(Saved entries)
══════════════════════════════

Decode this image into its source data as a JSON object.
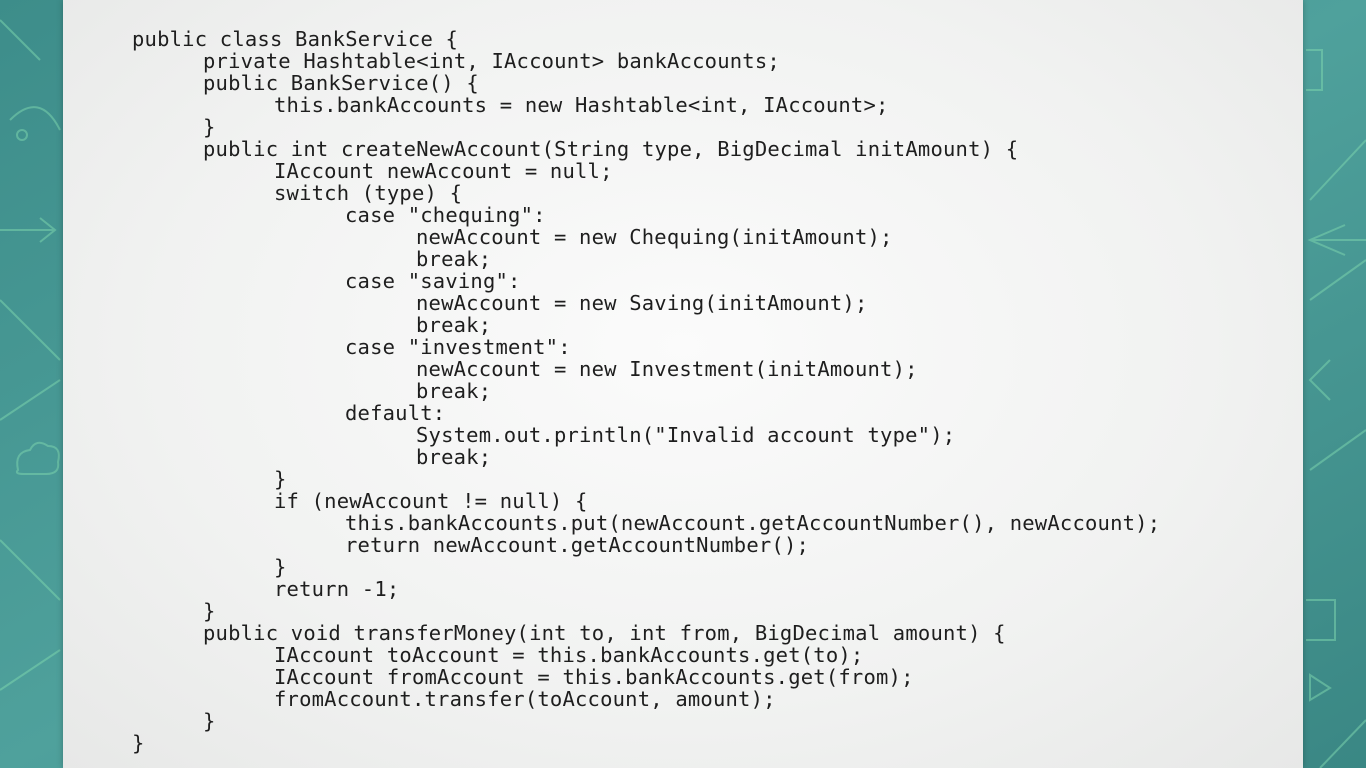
{
  "slide": {
    "lines": [
      {
        "indent": 0,
        "text": "public class BankService {"
      },
      {
        "indent": 1,
        "text": "private Hashtable<int, IAccount> bankAccounts;"
      },
      {
        "indent": 1,
        "text": "public BankService() {"
      },
      {
        "indent": 2,
        "text": "this.bankAccounts = new Hashtable<int, IAccount>;"
      },
      {
        "indent": 1,
        "text": "}"
      },
      {
        "indent": 1,
        "text": "public int createNewAccount(String type, BigDecimal initAmount) {"
      },
      {
        "indent": 2,
        "text": "IAccount newAccount = null;"
      },
      {
        "indent": 2,
        "text": "switch (type) {"
      },
      {
        "indent": 3,
        "text": "case \"chequing\":"
      },
      {
        "indent": 4,
        "text": "newAccount = new Chequing(initAmount);"
      },
      {
        "indent": 4,
        "text": "break;"
      },
      {
        "indent": 3,
        "text": "case \"saving\":"
      },
      {
        "indent": 4,
        "text": "newAccount = new Saving(initAmount);"
      },
      {
        "indent": 4,
        "text": "break;"
      },
      {
        "indent": 3,
        "text": "case \"investment\":"
      },
      {
        "indent": 4,
        "text": "newAccount = new Investment(initAmount);"
      },
      {
        "indent": 4,
        "text": "break;"
      },
      {
        "indent": 3,
        "text": "default:"
      },
      {
        "indent": 4,
        "text": "System.out.println(\"Invalid account type\");"
      },
      {
        "indent": 4,
        "text": "break;"
      },
      {
        "indent": 2,
        "text": "}"
      },
      {
        "indent": 2,
        "text": "if (newAccount != null) {"
      },
      {
        "indent": 3,
        "text": "this.bankAccounts.put(newAccount.getAccountNumber(), newAccount);"
      },
      {
        "indent": 3,
        "text": "return newAccount.getAccountNumber();"
      },
      {
        "indent": 2,
        "text": "}"
      },
      {
        "indent": 2,
        "text": "return -1;"
      },
      {
        "indent": 1,
        "text": "}"
      },
      {
        "indent": 1,
        "text": "public void transferMoney(int to, int from, BigDecimal amount) {"
      },
      {
        "indent": 2,
        "text": "IAccount toAccount = this.bankAccounts.get(to);"
      },
      {
        "indent": 2,
        "text": "IAccount fromAccount = this.bankAccounts.get(from);"
      },
      {
        "indent": 2,
        "text": "fromAccount.transfer(toAccount, amount);"
      },
      {
        "indent": 1,
        "text": "}"
      },
      {
        "indent": 0,
        "text": "}"
      }
    ]
  },
  "colors": {
    "background": "#4a9a96",
    "slide": "#f3f4f3",
    "code_text": "#1e1e1e",
    "decor_line": "#6fc7a3"
  },
  "decor_icons": [
    "leaf-icon",
    "arrow-icon",
    "cloud-icon",
    "document-icon",
    "arrow-left-icon",
    "play-icon"
  ]
}
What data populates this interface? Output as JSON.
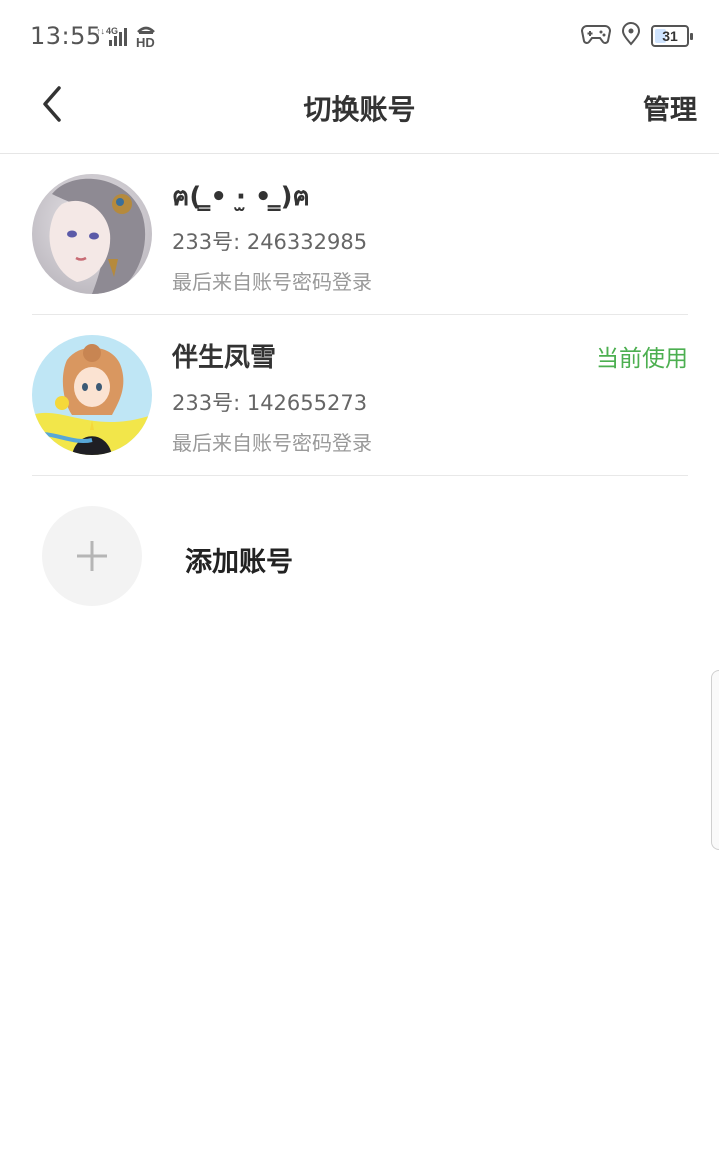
{
  "status_bar": {
    "time": "13:55",
    "network": "4G",
    "hd": "HD",
    "battery_level": "31",
    "battery_fraction": 0.31
  },
  "nav": {
    "title": "切换账号",
    "manage_label": "管理"
  },
  "accounts": [
    {
      "name": "ฅ( ̳• ·̫ • ̳)ฅ",
      "id_text": "233号: 246332985",
      "login_method": "最后来自账号密码登录",
      "current": false
    },
    {
      "name": "伴生凤雪",
      "id_text": "233号: 142655273",
      "login_method": "最后来自账号密码登录",
      "current": true,
      "current_label": "当前使用"
    }
  ],
  "add_account": {
    "label": "添加账号"
  },
  "colors": {
    "accent_green": "#4caf50",
    "divider": "#e8e8e8",
    "add_circle_bg": "#f3f3f3"
  }
}
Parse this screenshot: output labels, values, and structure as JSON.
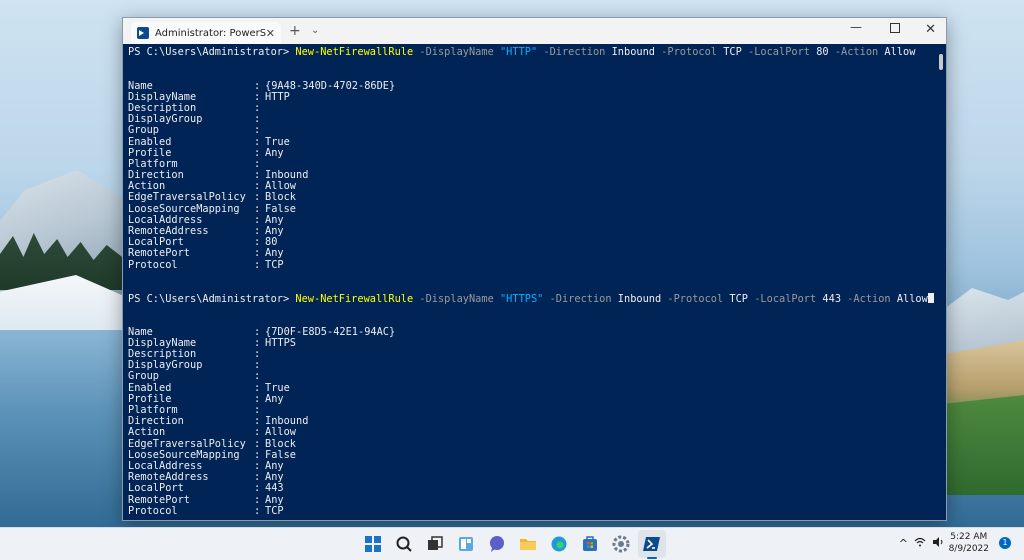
{
  "window": {
    "tab_title": "Administrator: PowerShell",
    "tab_close": "✕",
    "new_tab": "+",
    "dropdown": "⌄",
    "minimize": "—",
    "close": "✕"
  },
  "commands": [
    {
      "prompt": "PS C:\\Users\\Administrator> ",
      "cmdlet": "New-NetFirewallRule",
      "segments": [
        {
          "t": "param",
          "v": " -DisplayName "
        },
        {
          "t": "str",
          "v": "\"HTTP\""
        },
        {
          "t": "param",
          "v": " -Direction "
        },
        {
          "t": "val",
          "v": "Inbound"
        },
        {
          "t": "param",
          "v": " -Protocol "
        },
        {
          "t": "val",
          "v": "TCP"
        },
        {
          "t": "param",
          "v": " -LocalPort "
        },
        {
          "t": "val",
          "v": "80"
        },
        {
          "t": "param",
          "v": " -Action "
        },
        {
          "t": "val",
          "v": "Allow"
        }
      ],
      "cursor": false,
      "properties": [
        {
          "name": "Name",
          "value": "{9A48-340D-4702-86DE}"
        },
        {
          "name": "DisplayName",
          "value": "HTTP"
        },
        {
          "name": "Description",
          "value": ""
        },
        {
          "name": "DisplayGroup",
          "value": ""
        },
        {
          "name": "Group",
          "value": ""
        },
        {
          "name": "Enabled",
          "value": "True"
        },
        {
          "name": "Profile",
          "value": "Any"
        },
        {
          "name": "Platform",
          "value": ""
        },
        {
          "name": "Direction",
          "value": "Inbound"
        },
        {
          "name": "Action",
          "value": "Allow"
        },
        {
          "name": "EdgeTraversalPolicy",
          "value": "Block"
        },
        {
          "name": "LooseSourceMapping",
          "value": "False"
        },
        {
          "name": "LocalAddress",
          "value": "Any"
        },
        {
          "name": "RemoteAddress",
          "value": "Any"
        },
        {
          "name": "LocalPort",
          "value": "80"
        },
        {
          "name": "RemotePort",
          "value": "Any"
        },
        {
          "name": "Protocol",
          "value": "TCP"
        }
      ]
    },
    {
      "prompt": "PS C:\\Users\\Administrator> ",
      "cmdlet": "New-NetFirewallRule",
      "segments": [
        {
          "t": "param",
          "v": " -DisplayName "
        },
        {
          "t": "str",
          "v": "\"HTTPS\""
        },
        {
          "t": "param",
          "v": " -Direction "
        },
        {
          "t": "val",
          "v": "Inbound"
        },
        {
          "t": "param",
          "v": " -Protocol "
        },
        {
          "t": "val",
          "v": "TCP"
        },
        {
          "t": "param",
          "v": " -LocalPort "
        },
        {
          "t": "val",
          "v": "443"
        },
        {
          "t": "param",
          "v": " -Action "
        },
        {
          "t": "val",
          "v": "Allow"
        }
      ],
      "cursor": true,
      "properties": [
        {
          "name": "Name",
          "value": "{7D0F-E8D5-42E1-94AC}"
        },
        {
          "name": "DisplayName",
          "value": "HTTPS"
        },
        {
          "name": "Description",
          "value": ""
        },
        {
          "name": "DisplayGroup",
          "value": ""
        },
        {
          "name": "Group",
          "value": ""
        },
        {
          "name": "Enabled",
          "value": "True"
        },
        {
          "name": "Profile",
          "value": "Any"
        },
        {
          "name": "Platform",
          "value": ""
        },
        {
          "name": "Direction",
          "value": "Inbound"
        },
        {
          "name": "Action",
          "value": "Allow"
        },
        {
          "name": "EdgeTraversalPolicy",
          "value": "Block"
        },
        {
          "name": "LooseSourceMapping",
          "value": "False"
        },
        {
          "name": "LocalAddress",
          "value": "Any"
        },
        {
          "name": "RemoteAddress",
          "value": "Any"
        },
        {
          "name": "LocalPort",
          "value": "443"
        },
        {
          "name": "RemotePort",
          "value": "Any"
        },
        {
          "name": "Protocol",
          "value": "TCP"
        }
      ]
    }
  ],
  "taskbar": {
    "apps": [
      {
        "name": "start-icon",
        "color": "#1a73c8"
      },
      {
        "name": "search-icon",
        "color": "#222222"
      },
      {
        "name": "task-view-icon",
        "color": "#333333"
      },
      {
        "name": "widgets-icon",
        "color": "#2a7bd3"
      },
      {
        "name": "chat-icon",
        "color": "#5b5fc7"
      },
      {
        "name": "file-explorer-icon",
        "color": "#f2b532"
      },
      {
        "name": "edge-icon",
        "color": "#1f9ad6"
      },
      {
        "name": "store-icon",
        "color": "#2d6fb8"
      },
      {
        "name": "settings-icon",
        "color": "#6b7b8c"
      },
      {
        "name": "powershell-icon",
        "color": "#0b4a8c"
      }
    ],
    "tray": {
      "chevron": "^",
      "wifi": "wifi",
      "volume": "🔊"
    },
    "time": "5:22 AM",
    "date": "8/9/2022",
    "notifications": "1"
  }
}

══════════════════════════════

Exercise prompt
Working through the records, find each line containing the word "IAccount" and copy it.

Task output
        "text": "private Hashtable<int, IAccount> bankAccounts;"
        "text": "this.bankAccounts = new Hashtable<int, IAccount>;"
        "text": "IAccount newAccount = null;"
        "text": "IAccount toAccount = this.bankAccounts.get(to);"
        "text": "IAccount fromAccount = this.bankAccounts.get(from);"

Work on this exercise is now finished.